“Modernizing the Employment Equity Act to reflect the diversity of our society is a major step in building a consciously more inclusive Canada. Systemic racism and discrimination disproportionally affect LGBTQ2 Canadians, Indigenous peoples, Black and racialized Canadians, and other equity-seeking groups. The Government of Canada will continue to work on strengthening diversity and inclusion across federally regulated workplaces from coast to coast to coast through recommendations made by the Employment Equity Act Review Task Force.”
– Minister of Diversity and Inclusion and Youth, Bardish Chagger
“I am honoured by the opportunity to work on this timely and important review with each Task Force member, including my two vice-chairs. Task Force members bring a rich range of expertise and experience to the table that I’m confident will offer a strong foundation for the recommendations that we’ll develop and provide to the Minister of Labour. Redressing systemic racism and discrimination matters deeply to workers and employers in federally regulated workplaces across Canada, and to our society as a whole. Together, let’s cultivate a legacy of equitable inclusion and flourishing workplaces with a renewed Employment Equity Act that achieves equality.”
– Professor Adelle Blackett, Task Force Chair

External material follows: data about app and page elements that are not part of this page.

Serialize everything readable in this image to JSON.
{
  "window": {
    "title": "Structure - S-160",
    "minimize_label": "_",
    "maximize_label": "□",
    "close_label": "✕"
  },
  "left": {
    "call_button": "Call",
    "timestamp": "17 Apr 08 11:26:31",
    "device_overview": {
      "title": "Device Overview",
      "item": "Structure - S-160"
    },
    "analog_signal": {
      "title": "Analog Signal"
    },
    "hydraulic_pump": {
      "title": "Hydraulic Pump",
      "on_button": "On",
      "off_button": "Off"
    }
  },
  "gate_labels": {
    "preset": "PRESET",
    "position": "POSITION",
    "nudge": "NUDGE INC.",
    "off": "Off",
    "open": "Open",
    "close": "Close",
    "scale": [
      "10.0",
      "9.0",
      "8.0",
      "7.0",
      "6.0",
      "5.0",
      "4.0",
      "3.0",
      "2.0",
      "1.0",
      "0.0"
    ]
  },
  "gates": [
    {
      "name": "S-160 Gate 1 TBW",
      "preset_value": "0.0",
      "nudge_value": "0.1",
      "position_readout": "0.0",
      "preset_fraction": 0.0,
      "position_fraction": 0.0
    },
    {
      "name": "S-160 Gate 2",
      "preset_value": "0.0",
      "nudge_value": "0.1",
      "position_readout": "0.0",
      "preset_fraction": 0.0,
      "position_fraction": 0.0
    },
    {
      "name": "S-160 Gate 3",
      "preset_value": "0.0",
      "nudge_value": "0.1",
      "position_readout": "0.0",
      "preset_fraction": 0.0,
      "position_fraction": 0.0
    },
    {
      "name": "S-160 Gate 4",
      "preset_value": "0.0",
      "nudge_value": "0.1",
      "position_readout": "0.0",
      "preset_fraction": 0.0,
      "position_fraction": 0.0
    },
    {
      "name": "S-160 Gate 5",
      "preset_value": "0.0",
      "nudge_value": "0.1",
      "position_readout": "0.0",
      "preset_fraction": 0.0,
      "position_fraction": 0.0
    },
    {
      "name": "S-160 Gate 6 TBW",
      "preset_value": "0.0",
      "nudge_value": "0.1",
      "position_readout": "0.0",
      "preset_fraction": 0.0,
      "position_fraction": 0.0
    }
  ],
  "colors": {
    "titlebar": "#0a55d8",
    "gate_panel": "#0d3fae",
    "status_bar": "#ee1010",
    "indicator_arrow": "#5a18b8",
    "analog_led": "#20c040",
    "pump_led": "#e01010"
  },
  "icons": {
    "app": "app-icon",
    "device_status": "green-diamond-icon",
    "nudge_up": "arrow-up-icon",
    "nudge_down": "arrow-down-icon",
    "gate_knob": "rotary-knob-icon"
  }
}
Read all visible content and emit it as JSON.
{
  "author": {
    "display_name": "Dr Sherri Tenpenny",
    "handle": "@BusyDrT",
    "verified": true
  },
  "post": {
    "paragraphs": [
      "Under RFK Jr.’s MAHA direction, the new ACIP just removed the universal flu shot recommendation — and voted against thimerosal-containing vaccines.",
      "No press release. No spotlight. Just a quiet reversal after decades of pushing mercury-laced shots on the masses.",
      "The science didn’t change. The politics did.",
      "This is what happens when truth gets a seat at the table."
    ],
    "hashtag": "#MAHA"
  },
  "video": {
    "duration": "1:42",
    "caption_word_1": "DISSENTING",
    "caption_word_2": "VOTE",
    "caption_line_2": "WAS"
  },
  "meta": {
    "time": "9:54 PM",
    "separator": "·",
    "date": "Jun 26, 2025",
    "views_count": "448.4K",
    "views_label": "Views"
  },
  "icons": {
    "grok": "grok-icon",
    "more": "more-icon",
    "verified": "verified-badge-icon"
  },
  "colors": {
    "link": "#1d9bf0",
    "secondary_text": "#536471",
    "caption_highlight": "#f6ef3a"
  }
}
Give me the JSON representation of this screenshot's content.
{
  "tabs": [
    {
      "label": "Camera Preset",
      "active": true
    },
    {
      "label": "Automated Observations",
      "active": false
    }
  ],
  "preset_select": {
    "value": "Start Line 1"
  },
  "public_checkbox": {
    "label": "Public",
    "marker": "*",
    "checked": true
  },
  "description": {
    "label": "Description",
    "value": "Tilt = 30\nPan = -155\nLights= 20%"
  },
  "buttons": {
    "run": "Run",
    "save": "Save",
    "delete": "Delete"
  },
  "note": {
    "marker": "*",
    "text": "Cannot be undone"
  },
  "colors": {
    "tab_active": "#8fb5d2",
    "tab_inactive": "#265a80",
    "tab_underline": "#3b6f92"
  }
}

- On November 30, 2020, the Fall Economic Statement 2020 included $6.6 million in 2021–2022 to conduct a review of the Employment Equity Act. A renewed Act is expected to contribute to ensuring that Canada’s economic recovery is equitable, inclusive and fair, as well as improving employment equity outcomes for workers.
- The 13 members of the Task Force, including the Chair, Professor Adelle Blackett, and vice-chairs, Professors Marie-Thérèse Chicha and Dionne Pohler, are: Tao (Tony) Fang, Kari Giddings, Helen Kennedy, Raji Mangat, Fo Niemi, Kami Ramcharan, Sandra Sutter, Josh Vander Vies, Marie Clarke Walker and Ruth Williams.
- federally regulated industries, Crown corporations and other federal organizations with 100 employees or more; and
- portions of the federal public administration identified in:
- Schedules I or IV of the Financial Administration Act (FAA);
- Schedule V of the FAA with 100 employees or more; and
- other portions of the public sector by order of the Governor in Council, which includes the Canadian Forces and the Royal Canadian Mounted Police.The Employment Equity Act applies to the following industries and workplaces:
- The Act aims to:
- achieve and promote equality in the workplace so that no one is denied employment opportunities or benefits for reasons unrelated to ability; and
- address workplace disadvantages and eliminate barriers faced by the designated groups.
- In addition to the review of the Employment Equity Act, the Government is making other important changes to help achieve greater equality in federally regulated workplaces, such as:
- Moving forward with the implementation of the Pay Equity Act, which will help ensure that women receive equal pay for work of equal value in federally regulated workplaces. The final regulations were published in Part II of the Canada Gazette on July 7, 2021. The Act and pursuant Regulations will come into force on August 31, 2021.
- Implementing pay transparency measures aimed at addressing wage gaps that affect women, Indigenous peoples, persons with disabilities and members of visible minorities in the federally regulated private sector.
- Introducing workplace harassment and violence prevention legislation through Bill C-65 and pursuant Regulations to provide a comprehensive, streamlined approach to protecting workers against all forms of harassment and violence. The legislation and its Regulations came into force on January 1, 2021.
- Through Budget 2021, the Government of Canada has also amended the Public Service Employment Act to address systemic barriers for equity-seeking groups in public service staffing. These amendments represent foundational work that will help departments take measures in their staffing actions to reduce barriers and encourage more inclusive recruitment practices.
For media enquiries, please contact:
Director of Communications
Office of the Honourable Filomena Tassi, P.C., M.P.
Minister of Labour
Media Relations Office
Employment and Social Development Canada